A few years ago, I became more involved in our local adoption community. I wanted to let people understand the beauty of open adoption. I was asked to share our story in some meetings, and I took the opportunity to do it whenever I could. It was a wonderful experience, and I think I fell more in love with my little family every time I spoke.

However, I wasn’t sure I was truly expressing my heart fully. I decided it was okay that words were inadequate for this type of experience and just prayed that my heart would speak to those present—especially if my words lacked. I remember seeing tears and other positive reactions, so I felt confident that my message was getting across. Yet I still desired the right words to express it all.  

After one presentation, an older man approached me. He introduced himself and said he really enjoyed hearing our story. He then proceeded to tell me that he and his wife had adopted their three children over twenty years ago. They had one open adoption placement and had enjoyed a relationship with their son’s birth mother. His only regret was that they weren’t able to provide that for all their children. He told me that people often asked how he and his wife managed an open adoption—a real relationship with their son’s birth family. Isn’t it weird? Isn’t it uncomfortable?

The tender response he shared was perfect. This man—with weathered and wise lines on his face, a soft smile, and tears welling in his eyes as he gently expressed what he knew from experience—articulated the exact thoughts in my head and emotions in my heart.

It’s not weird at all. Is it weird that your cousin bought a basketball for your son? No. Or that his aunt enjoys talking with him? No. They’re family. Why would I want to deny my child more love in his life? Don’t I want him to be surrounded by as much love as he can have? The way we look at it, an open adoption ensures more love for my child and more love for us.

He had given me the words I was looking for the entire time, and I have since used his words to supply my own answers to those same questions because I get them all the time, too. When people decide to embark on an open adoption journey, they are opening the stage to allow some of the best relationships in their lives. Adoptive parents, child, birth mother, siblings, extended adoptive family, extended birth family—the more love we give, the more we receive.

I applaud this man and his wife. During the time of his son’s placement, it certainly wasn’t as common to have such an open adoption situation, but they sought it out. They realized that the more love they freely gave, the more would be returned. When it comes to any kind of relationship, yes even adoption, what goes around comes around. The benefit of maintaining a healthy relationship with their son’s birth mother was obvious.

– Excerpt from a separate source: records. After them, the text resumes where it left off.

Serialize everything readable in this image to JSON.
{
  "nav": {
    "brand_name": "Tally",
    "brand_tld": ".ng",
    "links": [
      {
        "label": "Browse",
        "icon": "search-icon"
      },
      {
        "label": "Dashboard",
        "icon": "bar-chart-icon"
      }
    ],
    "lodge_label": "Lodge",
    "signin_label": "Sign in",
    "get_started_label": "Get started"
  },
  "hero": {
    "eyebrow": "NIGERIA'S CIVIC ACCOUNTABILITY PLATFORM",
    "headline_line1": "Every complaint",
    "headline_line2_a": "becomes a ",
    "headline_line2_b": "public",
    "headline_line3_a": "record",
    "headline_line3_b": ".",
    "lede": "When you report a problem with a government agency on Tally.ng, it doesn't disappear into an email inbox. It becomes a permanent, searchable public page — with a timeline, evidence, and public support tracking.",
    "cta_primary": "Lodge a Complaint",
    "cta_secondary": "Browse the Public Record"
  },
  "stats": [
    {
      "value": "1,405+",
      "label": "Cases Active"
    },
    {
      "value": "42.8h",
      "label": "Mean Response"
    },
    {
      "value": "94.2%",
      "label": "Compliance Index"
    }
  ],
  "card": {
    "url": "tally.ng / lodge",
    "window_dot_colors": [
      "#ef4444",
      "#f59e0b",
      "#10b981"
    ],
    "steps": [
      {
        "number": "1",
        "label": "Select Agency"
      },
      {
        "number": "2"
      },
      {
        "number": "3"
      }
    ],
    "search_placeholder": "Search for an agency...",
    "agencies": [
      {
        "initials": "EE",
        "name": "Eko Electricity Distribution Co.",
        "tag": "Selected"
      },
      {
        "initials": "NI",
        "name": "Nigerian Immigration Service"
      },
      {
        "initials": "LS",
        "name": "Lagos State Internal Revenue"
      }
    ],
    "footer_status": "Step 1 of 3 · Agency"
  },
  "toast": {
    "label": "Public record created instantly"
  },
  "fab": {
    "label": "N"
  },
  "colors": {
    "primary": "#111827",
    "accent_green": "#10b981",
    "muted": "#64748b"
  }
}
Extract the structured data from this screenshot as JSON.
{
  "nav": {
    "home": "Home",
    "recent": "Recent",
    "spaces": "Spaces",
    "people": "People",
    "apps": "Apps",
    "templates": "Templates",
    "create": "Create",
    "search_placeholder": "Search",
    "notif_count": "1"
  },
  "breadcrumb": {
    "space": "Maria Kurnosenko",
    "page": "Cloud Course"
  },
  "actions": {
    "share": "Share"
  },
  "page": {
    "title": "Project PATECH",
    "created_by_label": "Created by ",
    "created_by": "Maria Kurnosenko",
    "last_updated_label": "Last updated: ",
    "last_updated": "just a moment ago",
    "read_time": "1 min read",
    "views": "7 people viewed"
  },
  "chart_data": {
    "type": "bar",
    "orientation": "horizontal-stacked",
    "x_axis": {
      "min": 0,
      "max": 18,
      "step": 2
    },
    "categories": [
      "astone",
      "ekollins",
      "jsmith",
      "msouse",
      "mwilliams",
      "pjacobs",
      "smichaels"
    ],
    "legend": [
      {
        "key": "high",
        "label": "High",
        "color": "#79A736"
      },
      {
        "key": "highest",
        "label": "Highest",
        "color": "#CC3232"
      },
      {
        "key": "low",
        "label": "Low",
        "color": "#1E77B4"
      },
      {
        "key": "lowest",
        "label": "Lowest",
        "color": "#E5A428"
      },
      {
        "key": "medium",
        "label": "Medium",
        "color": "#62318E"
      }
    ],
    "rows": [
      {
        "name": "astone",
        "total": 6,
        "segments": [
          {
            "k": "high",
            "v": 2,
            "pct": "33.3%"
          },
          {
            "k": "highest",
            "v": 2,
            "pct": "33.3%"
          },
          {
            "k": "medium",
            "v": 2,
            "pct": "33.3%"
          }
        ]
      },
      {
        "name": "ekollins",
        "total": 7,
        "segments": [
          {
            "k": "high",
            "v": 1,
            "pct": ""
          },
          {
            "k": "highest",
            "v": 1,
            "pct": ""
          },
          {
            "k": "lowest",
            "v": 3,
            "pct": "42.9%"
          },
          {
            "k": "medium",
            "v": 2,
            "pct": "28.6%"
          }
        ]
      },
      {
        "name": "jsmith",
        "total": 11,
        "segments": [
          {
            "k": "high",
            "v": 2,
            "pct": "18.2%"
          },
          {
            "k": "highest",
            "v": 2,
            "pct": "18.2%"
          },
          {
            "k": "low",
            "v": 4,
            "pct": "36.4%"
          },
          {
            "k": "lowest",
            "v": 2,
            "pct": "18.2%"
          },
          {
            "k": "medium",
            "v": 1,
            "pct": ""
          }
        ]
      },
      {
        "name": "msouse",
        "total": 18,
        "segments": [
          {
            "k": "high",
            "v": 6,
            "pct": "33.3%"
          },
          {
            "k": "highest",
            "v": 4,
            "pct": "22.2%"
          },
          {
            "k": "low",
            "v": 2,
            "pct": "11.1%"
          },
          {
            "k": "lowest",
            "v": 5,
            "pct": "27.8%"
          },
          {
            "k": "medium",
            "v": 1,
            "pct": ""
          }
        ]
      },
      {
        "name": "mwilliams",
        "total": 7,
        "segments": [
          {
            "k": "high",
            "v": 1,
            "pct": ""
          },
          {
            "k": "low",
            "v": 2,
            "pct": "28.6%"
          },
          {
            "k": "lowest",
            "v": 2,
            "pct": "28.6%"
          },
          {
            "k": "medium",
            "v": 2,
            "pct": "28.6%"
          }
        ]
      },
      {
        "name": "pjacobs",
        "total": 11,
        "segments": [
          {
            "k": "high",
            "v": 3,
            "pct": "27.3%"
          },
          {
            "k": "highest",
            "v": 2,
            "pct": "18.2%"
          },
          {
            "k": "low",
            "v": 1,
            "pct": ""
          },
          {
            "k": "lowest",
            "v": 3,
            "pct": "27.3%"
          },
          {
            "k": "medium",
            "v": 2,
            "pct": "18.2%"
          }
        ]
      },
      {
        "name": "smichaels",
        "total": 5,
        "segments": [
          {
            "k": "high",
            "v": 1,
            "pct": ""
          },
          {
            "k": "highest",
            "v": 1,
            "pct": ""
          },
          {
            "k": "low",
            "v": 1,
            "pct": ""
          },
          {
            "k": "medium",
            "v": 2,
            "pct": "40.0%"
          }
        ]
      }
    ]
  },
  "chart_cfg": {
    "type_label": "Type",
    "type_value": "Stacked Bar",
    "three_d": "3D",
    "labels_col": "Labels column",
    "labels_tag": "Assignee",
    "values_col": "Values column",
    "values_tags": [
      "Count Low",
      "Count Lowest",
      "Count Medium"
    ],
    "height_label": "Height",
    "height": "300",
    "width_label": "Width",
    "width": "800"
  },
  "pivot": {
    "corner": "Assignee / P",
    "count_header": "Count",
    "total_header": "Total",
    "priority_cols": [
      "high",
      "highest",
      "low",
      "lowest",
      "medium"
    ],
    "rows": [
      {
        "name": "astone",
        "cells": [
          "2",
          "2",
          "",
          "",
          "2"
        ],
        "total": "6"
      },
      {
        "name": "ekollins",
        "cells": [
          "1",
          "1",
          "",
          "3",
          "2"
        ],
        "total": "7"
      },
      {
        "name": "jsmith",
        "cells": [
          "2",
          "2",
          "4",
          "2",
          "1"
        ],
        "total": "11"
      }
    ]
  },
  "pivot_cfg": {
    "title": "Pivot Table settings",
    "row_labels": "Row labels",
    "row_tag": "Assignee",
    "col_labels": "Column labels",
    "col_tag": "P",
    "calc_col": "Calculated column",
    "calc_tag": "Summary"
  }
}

They are certainly special people, but not unique. More and more families are experiencing the joy and ease of loving their children’s birth families. And you know what makes it so joyful and easy? These families find that the love they share is returned and that the tie that binds them is based on pure love.

Can you count how many people you love? Can you count how many people love you?

I have been surrounded by such goodness throughout my life—and yet there is most definitely always room for more. I want my children to learn to love and be loved. I want them to feel the joy of welcoming others into their lives with arms and hearts open. And I want them to experience what it’s like to receive that in return. Those lessons start in the home. And they start with family.

All family.